starring Emile Hirsch, Victor Rasuk, John Robinson, Michael Angarano
screenplay by Stacy Peralta
directed by Catherine Hardwicke
by Walter Chaw Because Catherine Hardwicke never met a rack zoom she didn't massage or a hard-luck adolescent's lament she didn't exploit, seeing her as a match for Stacy Peralta's semi-autobiographical account of the Zephyr skateboard team's halcyon days doesn't require that much of a squint. Directed like a heart attack and edited in such a way that most every scene ends with something breaking or someone running away, the picture is what baseball folks would call a "loud out"--a ball hit with pepper that peters out on the warning track; it doesn't even get an asterisk on the scorecard. Lords of Dogtown is the fictionalization of Peralta's interesting if overlong documentary Dogtown and Z-Boys, which detailed how the skateboard fad evolved from a combination of a lack of good surfing, the invention of urethane wheels, and a drought that created backyard terror-domes of skater-bliss in forcing California residents to drain their swimming pools. And what Lords of Dogtown lacks in characterization and narrative meat it makes up for in epileptic flash-edits, jittery camera work, and two interpretive dance sequences that drag on for long enough to point a long finger at the silliness of the whole endeavour. Call it S.E. Hinton for the new millennium, the romanticization of bad behaviour in a frantic stew turgid enough to embalm instead of bronze.
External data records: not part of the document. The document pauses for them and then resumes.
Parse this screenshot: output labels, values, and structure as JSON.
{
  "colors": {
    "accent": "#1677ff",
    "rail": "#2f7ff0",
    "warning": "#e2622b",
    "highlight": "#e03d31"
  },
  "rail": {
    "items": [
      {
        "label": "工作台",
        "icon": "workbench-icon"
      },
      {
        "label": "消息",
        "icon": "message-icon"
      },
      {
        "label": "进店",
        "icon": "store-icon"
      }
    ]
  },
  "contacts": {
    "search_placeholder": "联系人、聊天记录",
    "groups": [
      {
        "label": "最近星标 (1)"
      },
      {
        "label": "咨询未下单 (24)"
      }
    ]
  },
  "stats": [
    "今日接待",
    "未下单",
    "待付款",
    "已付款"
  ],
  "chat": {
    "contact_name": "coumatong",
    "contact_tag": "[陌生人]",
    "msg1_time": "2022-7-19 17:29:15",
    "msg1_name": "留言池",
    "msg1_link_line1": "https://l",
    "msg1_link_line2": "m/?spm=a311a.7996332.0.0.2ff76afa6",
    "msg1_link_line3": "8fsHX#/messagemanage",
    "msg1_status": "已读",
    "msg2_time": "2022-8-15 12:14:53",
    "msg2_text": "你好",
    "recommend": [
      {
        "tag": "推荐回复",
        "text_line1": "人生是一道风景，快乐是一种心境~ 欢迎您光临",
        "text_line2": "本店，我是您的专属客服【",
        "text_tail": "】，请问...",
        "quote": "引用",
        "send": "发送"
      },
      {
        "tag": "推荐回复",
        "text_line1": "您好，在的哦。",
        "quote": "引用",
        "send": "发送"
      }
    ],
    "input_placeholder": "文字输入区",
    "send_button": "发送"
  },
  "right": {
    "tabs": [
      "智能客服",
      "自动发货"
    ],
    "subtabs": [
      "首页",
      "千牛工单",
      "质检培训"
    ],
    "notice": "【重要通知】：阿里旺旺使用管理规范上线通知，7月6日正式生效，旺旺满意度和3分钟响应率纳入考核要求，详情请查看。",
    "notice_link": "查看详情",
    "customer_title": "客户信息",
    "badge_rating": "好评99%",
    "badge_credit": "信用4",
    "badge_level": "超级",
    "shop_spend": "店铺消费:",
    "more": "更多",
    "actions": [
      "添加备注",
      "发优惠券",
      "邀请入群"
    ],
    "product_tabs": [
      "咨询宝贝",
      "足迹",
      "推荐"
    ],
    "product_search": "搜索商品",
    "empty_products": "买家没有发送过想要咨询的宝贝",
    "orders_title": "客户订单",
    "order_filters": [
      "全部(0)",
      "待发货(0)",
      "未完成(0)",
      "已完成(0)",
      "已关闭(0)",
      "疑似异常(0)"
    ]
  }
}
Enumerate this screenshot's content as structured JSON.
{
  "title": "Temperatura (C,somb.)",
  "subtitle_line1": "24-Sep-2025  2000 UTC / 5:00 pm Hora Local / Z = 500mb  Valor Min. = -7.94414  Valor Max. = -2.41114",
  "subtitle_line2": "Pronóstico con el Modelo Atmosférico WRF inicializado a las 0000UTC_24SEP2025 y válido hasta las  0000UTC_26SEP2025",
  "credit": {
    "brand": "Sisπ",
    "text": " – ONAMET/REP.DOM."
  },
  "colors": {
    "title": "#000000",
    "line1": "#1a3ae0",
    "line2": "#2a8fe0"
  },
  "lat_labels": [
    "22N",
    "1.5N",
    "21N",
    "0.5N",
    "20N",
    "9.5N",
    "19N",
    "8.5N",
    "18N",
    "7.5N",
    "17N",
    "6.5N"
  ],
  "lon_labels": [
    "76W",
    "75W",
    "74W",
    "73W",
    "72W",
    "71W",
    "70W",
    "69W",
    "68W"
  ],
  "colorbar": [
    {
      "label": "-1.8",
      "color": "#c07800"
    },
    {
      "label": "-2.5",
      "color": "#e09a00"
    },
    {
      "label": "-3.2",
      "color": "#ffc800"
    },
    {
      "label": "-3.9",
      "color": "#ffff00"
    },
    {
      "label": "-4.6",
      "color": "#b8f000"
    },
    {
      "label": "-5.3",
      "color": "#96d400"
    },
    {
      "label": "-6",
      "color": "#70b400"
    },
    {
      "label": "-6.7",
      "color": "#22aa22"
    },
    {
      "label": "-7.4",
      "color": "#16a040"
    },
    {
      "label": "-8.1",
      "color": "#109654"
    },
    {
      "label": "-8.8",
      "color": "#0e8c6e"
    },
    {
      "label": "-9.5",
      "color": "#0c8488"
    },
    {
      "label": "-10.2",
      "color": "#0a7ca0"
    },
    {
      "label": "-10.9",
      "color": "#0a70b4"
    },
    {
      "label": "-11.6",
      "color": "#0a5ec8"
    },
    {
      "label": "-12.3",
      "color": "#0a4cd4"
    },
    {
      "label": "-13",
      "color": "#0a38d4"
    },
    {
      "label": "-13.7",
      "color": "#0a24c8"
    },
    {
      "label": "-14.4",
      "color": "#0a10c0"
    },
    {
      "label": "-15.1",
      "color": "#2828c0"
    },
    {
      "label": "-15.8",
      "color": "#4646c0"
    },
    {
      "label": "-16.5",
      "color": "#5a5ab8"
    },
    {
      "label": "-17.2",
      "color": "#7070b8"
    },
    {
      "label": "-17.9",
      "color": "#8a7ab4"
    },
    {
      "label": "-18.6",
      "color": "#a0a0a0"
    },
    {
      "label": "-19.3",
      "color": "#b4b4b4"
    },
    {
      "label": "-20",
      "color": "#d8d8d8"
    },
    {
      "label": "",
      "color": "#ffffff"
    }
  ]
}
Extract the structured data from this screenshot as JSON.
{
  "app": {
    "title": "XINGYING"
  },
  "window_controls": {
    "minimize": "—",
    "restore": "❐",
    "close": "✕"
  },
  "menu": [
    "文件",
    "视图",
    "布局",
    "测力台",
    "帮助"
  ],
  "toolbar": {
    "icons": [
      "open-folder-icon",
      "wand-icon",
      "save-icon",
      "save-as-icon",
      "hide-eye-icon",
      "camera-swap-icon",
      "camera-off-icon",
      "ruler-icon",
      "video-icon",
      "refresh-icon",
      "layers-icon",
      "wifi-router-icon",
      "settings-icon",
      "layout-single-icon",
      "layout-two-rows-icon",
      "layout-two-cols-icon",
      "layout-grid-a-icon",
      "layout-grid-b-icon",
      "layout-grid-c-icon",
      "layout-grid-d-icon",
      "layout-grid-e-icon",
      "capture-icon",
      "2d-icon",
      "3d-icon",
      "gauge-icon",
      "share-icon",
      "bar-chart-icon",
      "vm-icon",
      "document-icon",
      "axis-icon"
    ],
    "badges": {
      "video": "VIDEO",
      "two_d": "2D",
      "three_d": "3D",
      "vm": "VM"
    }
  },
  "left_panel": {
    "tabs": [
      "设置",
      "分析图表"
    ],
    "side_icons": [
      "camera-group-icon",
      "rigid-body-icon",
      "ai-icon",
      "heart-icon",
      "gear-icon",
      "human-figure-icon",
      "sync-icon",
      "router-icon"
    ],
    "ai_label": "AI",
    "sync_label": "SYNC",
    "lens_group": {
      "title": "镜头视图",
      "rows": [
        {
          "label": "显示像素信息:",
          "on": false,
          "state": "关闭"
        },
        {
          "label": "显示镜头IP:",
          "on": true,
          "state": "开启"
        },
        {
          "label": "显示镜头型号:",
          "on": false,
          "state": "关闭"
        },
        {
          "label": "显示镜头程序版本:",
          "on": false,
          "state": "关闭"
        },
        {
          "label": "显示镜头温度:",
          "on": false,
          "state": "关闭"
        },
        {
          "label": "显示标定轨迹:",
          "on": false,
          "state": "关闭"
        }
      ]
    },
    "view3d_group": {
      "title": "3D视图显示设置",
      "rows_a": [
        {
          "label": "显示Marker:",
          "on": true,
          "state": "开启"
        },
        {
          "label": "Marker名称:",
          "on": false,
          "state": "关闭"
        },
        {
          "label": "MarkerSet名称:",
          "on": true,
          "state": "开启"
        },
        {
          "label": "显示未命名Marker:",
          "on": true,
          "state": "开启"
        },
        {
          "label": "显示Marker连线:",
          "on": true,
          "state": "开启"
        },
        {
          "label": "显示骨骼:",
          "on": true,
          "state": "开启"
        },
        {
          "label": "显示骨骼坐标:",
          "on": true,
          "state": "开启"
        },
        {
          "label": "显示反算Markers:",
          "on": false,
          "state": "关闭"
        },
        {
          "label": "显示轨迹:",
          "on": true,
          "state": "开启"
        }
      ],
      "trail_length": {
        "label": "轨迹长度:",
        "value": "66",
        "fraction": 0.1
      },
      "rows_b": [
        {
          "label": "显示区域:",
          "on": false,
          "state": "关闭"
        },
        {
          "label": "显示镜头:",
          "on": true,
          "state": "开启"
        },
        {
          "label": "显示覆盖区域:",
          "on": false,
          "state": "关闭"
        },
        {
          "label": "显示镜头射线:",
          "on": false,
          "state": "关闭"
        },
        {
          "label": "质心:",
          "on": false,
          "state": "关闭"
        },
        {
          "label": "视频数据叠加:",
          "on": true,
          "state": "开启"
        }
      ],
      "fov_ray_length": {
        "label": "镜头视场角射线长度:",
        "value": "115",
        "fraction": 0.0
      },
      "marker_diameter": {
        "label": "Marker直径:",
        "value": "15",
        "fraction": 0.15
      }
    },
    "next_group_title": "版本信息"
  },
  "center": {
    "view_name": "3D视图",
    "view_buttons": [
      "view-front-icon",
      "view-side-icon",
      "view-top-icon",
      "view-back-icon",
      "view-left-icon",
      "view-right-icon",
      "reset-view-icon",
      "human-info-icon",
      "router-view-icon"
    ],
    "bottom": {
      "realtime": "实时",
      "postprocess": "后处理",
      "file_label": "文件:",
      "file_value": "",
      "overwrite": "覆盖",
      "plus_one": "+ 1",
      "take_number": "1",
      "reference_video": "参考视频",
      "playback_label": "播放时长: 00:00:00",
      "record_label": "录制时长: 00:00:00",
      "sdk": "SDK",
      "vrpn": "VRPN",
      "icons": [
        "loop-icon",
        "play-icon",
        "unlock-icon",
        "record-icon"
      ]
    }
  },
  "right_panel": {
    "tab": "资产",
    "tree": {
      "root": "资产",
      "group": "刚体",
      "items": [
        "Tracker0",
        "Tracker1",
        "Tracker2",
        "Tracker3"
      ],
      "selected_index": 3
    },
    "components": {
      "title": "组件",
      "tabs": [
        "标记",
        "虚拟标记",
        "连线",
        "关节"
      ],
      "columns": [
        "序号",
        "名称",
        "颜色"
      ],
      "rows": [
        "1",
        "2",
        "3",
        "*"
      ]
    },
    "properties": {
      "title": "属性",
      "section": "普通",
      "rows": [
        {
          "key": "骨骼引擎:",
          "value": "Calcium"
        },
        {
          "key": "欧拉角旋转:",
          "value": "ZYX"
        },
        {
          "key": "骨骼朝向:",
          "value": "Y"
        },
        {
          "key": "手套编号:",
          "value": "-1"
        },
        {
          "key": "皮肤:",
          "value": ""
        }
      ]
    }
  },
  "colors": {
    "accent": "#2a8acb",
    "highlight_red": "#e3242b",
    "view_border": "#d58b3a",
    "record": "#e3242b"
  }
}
Between this and her hysteria opus thirteen, Hardwicke is making a name for herself as the world's coolest aunt: arrested development in one hand, shot of Jack in the other, bail money in her back pocket.